* [What is needed]: Show all lines of the entries in which the word "true" is found.

* [Data]:
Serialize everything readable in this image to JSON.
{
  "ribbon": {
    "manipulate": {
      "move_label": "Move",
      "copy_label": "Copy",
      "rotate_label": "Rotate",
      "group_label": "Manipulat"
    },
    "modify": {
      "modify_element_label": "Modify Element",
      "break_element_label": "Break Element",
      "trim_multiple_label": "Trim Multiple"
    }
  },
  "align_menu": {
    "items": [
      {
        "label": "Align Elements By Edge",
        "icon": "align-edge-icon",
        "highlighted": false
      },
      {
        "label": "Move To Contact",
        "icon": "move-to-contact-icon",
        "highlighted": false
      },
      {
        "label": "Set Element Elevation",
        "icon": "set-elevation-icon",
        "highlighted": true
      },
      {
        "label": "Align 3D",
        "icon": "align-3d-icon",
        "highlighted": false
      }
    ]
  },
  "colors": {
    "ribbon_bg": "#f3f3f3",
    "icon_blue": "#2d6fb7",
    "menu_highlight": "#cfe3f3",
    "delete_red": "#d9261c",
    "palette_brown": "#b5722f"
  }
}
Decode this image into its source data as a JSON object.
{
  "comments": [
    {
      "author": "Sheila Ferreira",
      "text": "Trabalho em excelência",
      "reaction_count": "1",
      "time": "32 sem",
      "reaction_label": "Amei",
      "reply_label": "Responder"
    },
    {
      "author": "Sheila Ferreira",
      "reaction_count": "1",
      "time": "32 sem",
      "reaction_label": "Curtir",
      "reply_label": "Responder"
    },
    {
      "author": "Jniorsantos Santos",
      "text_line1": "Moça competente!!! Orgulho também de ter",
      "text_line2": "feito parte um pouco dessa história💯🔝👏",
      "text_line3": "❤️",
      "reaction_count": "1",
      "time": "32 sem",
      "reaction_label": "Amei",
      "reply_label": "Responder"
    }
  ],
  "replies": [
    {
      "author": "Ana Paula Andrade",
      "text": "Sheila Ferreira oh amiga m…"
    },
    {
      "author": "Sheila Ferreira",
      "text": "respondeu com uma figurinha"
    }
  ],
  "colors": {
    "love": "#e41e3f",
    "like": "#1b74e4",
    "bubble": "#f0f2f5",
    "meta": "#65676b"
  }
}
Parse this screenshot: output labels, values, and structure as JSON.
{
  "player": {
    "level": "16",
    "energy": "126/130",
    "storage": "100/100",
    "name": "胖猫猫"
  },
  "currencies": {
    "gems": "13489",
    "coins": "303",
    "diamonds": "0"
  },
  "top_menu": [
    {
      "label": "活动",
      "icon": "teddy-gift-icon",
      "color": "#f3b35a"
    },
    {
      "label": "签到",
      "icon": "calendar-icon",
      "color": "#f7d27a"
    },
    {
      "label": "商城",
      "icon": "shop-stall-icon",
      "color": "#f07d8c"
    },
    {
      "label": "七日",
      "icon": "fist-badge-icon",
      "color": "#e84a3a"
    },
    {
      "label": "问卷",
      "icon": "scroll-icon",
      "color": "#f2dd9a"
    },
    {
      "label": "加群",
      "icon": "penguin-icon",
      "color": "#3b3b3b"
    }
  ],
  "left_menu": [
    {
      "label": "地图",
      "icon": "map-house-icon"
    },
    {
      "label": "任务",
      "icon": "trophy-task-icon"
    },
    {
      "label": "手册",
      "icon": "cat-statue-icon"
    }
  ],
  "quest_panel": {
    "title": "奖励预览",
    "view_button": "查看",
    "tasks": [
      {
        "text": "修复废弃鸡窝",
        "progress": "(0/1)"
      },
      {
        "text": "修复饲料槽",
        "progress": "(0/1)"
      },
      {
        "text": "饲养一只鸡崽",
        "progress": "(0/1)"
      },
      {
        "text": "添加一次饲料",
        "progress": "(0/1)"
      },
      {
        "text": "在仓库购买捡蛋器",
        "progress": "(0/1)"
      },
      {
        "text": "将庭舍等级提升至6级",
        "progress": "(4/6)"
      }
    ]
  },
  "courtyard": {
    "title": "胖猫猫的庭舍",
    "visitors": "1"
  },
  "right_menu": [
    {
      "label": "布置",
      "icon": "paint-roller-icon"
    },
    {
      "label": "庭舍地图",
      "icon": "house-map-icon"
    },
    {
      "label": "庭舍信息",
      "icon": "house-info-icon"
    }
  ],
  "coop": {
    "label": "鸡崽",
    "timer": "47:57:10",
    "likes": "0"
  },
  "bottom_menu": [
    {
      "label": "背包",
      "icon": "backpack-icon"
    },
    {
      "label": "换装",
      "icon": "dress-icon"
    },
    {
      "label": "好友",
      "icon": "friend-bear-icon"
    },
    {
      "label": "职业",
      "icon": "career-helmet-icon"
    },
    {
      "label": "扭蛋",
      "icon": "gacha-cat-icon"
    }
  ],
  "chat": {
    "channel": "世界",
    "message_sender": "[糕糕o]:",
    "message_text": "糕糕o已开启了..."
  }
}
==
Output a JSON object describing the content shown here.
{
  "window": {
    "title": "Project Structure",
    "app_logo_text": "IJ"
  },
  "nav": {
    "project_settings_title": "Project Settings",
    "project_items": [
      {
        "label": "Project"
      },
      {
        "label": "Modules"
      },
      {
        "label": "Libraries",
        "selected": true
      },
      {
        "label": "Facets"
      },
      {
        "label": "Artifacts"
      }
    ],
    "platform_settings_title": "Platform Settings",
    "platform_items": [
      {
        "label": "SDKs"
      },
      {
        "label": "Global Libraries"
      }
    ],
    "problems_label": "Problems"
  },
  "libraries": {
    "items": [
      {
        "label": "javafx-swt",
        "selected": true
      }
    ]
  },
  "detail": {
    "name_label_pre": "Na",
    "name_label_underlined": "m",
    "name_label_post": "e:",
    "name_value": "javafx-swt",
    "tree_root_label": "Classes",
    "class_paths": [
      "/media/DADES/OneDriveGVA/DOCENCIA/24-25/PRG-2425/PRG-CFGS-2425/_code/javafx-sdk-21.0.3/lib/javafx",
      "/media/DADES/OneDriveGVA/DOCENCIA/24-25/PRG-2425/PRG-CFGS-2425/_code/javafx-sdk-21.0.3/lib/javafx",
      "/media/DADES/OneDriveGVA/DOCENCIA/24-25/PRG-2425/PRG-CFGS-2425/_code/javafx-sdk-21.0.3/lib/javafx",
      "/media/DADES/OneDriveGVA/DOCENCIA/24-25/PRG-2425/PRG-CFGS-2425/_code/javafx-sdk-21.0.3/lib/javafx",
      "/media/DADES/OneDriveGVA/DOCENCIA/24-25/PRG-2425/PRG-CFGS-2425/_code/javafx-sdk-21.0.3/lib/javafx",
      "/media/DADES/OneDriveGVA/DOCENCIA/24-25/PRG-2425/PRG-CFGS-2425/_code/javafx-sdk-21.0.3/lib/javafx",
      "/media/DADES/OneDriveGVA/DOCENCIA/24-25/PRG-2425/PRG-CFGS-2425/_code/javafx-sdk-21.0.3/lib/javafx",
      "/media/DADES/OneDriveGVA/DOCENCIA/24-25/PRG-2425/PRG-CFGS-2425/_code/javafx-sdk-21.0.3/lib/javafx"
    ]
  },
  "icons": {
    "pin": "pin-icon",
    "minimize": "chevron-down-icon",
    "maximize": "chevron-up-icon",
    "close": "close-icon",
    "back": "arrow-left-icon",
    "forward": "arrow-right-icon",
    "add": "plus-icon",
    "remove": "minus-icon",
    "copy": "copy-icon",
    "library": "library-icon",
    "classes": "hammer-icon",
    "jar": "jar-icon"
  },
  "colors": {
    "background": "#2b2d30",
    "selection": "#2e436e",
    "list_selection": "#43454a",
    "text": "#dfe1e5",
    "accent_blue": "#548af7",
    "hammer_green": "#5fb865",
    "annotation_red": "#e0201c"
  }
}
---
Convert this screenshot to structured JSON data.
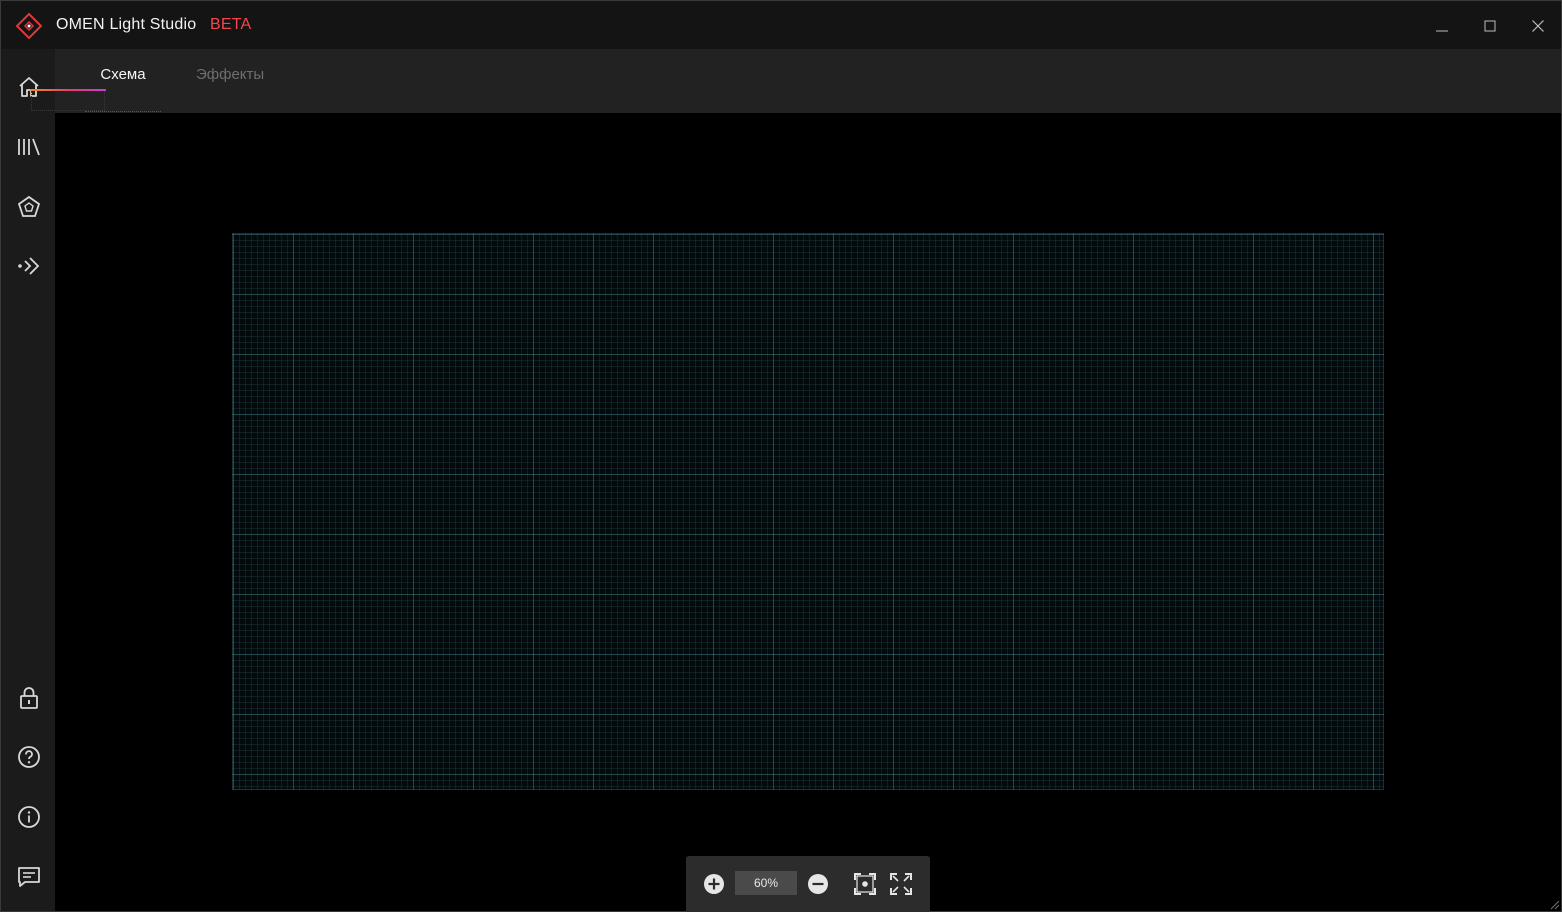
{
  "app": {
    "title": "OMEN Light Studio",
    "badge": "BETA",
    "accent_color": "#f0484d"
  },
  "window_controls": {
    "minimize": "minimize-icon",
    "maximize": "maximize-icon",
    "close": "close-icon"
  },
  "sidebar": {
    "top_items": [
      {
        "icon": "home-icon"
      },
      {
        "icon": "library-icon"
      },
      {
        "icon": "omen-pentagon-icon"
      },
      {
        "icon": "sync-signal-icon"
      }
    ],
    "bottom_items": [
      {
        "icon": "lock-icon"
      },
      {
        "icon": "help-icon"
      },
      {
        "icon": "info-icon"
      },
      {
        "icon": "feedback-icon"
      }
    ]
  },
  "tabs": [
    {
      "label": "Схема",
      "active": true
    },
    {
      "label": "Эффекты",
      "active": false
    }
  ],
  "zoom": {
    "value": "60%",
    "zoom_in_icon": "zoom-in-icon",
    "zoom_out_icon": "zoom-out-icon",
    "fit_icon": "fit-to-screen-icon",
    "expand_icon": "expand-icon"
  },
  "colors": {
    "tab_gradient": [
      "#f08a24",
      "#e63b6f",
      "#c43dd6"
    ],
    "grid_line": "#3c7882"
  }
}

* [Result]:
        "highlighted": true
        "selected": true
        "selected": true
      "active": true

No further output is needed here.